Two mothers collecting food boxes from the charity Feed the Children.
Perhaps the only way for us to remember what we really look like in America is to see ourselves through the eyes of others. While it is true that we can all be proud Americans, surely we don't have to be proud of the broken American social safety net. Surely we can do better than that. Can a European-style social safety net rescue the American working and middle classes from GOP and Tea Party warfare?
Response from a reader:
Now you know why I understand the lure – and wisdom -- of socialism.  Few things frustrate me as much as the average American’s anathema towards spending enough of our income to strengthen our social safety net.

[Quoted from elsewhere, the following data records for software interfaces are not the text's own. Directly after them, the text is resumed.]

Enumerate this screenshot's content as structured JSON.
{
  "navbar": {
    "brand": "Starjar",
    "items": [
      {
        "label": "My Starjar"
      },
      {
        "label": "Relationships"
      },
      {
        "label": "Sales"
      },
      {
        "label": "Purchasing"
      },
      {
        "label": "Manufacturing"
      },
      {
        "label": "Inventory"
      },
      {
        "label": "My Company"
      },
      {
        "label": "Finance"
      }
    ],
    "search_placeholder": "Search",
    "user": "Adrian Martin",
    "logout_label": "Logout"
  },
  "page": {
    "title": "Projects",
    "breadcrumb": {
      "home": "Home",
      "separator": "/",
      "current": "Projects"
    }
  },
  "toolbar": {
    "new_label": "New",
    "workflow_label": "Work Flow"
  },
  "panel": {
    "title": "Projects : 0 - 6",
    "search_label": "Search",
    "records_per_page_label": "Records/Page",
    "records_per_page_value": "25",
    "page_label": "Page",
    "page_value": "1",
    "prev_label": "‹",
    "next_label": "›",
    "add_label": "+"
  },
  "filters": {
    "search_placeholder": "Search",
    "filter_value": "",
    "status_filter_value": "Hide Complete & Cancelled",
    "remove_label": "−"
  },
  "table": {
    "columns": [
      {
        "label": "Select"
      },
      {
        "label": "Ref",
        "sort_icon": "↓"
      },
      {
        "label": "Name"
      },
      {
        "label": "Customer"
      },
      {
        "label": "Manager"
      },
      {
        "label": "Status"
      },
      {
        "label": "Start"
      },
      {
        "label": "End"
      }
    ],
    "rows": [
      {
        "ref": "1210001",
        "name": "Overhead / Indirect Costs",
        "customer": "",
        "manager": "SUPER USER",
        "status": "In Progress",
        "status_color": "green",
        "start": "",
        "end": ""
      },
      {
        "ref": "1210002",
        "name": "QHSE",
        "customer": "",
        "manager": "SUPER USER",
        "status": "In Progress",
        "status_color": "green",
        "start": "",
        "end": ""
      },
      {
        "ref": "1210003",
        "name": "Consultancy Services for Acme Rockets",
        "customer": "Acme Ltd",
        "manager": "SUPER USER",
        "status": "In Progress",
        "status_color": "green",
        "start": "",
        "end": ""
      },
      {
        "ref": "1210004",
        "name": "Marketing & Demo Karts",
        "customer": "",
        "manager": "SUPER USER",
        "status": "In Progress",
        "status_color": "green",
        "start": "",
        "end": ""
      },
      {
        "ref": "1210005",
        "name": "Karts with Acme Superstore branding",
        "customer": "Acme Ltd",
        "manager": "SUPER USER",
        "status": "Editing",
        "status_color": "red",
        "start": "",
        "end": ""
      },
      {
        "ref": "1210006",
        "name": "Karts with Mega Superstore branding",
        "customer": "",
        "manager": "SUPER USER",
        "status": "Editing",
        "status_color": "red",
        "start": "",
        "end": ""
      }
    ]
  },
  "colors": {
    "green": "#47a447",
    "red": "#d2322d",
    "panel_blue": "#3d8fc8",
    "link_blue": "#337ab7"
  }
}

We have never learned – nor do we want to accept the idea – that we are no stronger than our weakest link, that link being anyone of us who has “fallen through the cracks.”  We refuse to accept the moral responsibility for our fellow citizens, preferring to blame the unfortunate for laziness or shiftlessness or failure to plan properly for his/her welfare.  
Yes, those things occur but the average person prefers to hold his/her head up as a productive member of society.  Sometimes no matter how motivated a person is, bad things beyond our control happen.  Those of us secure in our own little world fail to see or accept this.  For a nation that calls itself  “Christian,” we have failed to learn one of the things that Christ spoke of repeatedly – treating our neighbor as ourselves. 
We think of ourselves as a generous nation – witness the Marshall Plan for Europe after WWII or our willingness to donate to the Red Cross when the latest disaster strikes.  Yet we shriek like mad at the prospect of shelling out enough of our income to provide universal health care or unemployment benefits that do not expire.  In this we are a “band-aid” people.  
We are unwilling to see the USA as it truly is, where corporate prosperity and capitalism run amok are never-ending threats to democracy.  Our tendency to allow the wealthiest among us to become even wealthier has happened again and again in our history, yet most of us know so little about our history that we do not recognize this fact, or we are too dishonest to admit it and work to change it.  
We need look no further than both Roosevelts – bluebloods if ever there ever was one -- yet both showed great concern for the most unfortunate among us.  Somehow or other, we’ve got to accept the idea that a strong federal government is better by far than the piecemeal social care we practice.  
Rampant nationalism in Europe is one of its ongoing and biggest problems, and its major threat to European unity.  But the EU’s “social contract” with its citizens puts ours to shame.   
I don’t know about you – and I’ve never breathed this to a living soul – but when I see the mess this country is in, I am thankful that my remaining time on earth is short.  I’m not sure I could stand the agony of seeing the country I have loved life-long come apart at the seams.  Yet this is exactly what will happen if we do not get our act together.

No comments: